Old Crazy was a fixture of Liberty Park, a landmark as recognizable and immutable as the mermaid fountain in the square.
“They’re watching,” he’d say with faraway eyes and a discordant tone of immediacy.
"Look at his green dress!" Ava says, shoving the coloring book toward her grandma.
"Her green dress," Mary says, inspecting the leaves of a raspberry plant with knobby fingers.
I shoot my mother a look.
We’re thirteen years old and about to smoke pot for the first time. We’re at my house because the woods in my backyard stretch for acres, uninterrupted. The same woods where we learned how to build a campfire in Cub Scouts all those years ago.
My brother and I grew up in the river. Like tadpoles or insect larvae, we spent our youth maturing in the fetid water. We collected things that floated and things that sank. We collected bottle caps, rubber tires, shiny glass, and rusty old cans. We collected scabs and rashes more than once, and we cleaned each other’s wounds.
“Look Pete, no one’s forcing you to come. If you’re so scared you can just go home.”
We both know I can’t. The coat of arms is too bulky for one person to carry and this is the first time we’ve ever been invited anywhere. Who knows when it’ll happen again.
“Axiom,” they called him. They’d been on assignment together for three months and she’d never seen his face—never would. Never should, anyway.
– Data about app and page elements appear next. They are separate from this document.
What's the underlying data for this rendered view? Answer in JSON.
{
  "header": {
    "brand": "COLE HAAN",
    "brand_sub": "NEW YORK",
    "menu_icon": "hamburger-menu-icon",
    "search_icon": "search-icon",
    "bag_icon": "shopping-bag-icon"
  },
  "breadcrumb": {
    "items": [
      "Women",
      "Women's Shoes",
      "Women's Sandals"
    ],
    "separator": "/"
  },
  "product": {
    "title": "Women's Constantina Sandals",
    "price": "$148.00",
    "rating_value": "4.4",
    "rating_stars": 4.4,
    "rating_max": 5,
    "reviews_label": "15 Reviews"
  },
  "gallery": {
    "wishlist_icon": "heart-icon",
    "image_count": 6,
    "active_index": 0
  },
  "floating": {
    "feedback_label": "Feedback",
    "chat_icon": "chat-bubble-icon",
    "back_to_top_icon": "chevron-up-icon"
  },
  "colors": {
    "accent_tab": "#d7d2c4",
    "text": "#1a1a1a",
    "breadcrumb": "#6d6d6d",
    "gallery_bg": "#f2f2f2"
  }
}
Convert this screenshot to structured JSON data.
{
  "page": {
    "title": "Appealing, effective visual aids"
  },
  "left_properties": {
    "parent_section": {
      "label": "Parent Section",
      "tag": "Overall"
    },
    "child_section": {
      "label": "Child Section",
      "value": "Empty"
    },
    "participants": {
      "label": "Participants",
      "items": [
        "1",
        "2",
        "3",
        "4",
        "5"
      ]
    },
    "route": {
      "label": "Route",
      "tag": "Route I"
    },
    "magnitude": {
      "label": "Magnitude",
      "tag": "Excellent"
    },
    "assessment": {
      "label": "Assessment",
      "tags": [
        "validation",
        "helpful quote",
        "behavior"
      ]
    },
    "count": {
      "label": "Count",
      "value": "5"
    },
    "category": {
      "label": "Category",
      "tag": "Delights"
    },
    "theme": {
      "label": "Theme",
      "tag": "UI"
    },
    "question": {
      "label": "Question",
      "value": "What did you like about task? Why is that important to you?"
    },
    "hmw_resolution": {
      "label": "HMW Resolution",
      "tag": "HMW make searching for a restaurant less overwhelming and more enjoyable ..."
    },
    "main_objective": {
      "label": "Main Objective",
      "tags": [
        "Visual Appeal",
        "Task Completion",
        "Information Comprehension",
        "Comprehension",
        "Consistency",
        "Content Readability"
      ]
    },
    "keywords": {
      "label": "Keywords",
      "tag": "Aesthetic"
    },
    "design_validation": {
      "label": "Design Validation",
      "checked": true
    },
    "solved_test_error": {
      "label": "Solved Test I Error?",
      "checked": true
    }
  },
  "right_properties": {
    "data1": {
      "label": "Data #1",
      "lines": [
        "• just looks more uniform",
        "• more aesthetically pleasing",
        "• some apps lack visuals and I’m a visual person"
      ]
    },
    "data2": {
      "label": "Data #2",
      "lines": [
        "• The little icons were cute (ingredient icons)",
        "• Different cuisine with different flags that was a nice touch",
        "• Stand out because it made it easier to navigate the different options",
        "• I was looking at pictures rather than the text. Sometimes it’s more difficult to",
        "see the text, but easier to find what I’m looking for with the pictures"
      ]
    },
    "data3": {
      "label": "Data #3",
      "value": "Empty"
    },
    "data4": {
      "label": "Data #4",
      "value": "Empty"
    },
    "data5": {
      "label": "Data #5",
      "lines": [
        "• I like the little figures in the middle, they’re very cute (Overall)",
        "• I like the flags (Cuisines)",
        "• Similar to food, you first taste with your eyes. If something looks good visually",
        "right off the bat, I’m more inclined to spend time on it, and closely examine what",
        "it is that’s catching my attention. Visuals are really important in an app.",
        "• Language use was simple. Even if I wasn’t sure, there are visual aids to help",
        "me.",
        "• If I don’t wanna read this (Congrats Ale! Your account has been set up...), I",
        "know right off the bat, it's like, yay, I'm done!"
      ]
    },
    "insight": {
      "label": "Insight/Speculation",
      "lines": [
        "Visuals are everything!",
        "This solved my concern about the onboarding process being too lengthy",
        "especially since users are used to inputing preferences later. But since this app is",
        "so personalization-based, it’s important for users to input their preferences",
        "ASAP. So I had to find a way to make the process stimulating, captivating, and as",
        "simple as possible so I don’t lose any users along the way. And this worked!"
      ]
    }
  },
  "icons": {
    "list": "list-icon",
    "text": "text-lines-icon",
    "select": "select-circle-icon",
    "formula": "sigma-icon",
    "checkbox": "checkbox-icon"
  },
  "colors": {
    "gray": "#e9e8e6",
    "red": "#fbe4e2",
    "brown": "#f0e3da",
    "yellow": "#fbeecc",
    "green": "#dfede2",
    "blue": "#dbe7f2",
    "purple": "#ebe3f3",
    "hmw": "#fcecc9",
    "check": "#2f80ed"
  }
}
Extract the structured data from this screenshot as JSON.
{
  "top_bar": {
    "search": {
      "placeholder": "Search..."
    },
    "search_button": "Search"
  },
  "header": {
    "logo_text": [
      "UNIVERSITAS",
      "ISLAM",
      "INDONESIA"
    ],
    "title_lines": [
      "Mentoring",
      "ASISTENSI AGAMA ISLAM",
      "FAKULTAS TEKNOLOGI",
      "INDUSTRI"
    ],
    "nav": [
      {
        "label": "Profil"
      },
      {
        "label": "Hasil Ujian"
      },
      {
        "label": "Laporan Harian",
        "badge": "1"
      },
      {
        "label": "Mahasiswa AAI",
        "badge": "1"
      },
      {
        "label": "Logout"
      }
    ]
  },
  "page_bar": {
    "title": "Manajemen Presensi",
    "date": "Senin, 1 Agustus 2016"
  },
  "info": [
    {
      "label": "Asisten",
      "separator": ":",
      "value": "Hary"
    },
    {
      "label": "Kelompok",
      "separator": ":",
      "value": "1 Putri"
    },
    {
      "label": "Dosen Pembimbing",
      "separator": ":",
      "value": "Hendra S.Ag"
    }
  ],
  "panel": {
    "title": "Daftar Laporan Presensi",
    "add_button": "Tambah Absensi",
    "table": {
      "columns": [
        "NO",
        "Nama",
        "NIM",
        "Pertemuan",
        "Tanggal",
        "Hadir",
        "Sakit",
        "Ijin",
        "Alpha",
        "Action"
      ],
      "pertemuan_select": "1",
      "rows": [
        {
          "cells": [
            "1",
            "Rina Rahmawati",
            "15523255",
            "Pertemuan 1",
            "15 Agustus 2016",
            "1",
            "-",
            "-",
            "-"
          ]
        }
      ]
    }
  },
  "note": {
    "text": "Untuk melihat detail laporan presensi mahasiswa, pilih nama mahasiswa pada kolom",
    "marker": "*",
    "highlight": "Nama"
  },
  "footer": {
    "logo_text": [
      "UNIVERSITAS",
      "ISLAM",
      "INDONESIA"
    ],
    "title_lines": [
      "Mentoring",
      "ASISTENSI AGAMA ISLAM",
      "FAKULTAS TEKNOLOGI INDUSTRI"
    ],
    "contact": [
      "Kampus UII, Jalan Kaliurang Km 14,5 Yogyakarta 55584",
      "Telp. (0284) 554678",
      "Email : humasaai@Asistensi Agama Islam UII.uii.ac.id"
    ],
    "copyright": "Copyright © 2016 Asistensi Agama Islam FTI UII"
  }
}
But suppose next time she were to linger on the park bench, flicking through a newspaper until the stranger came along to collect what she’d left him?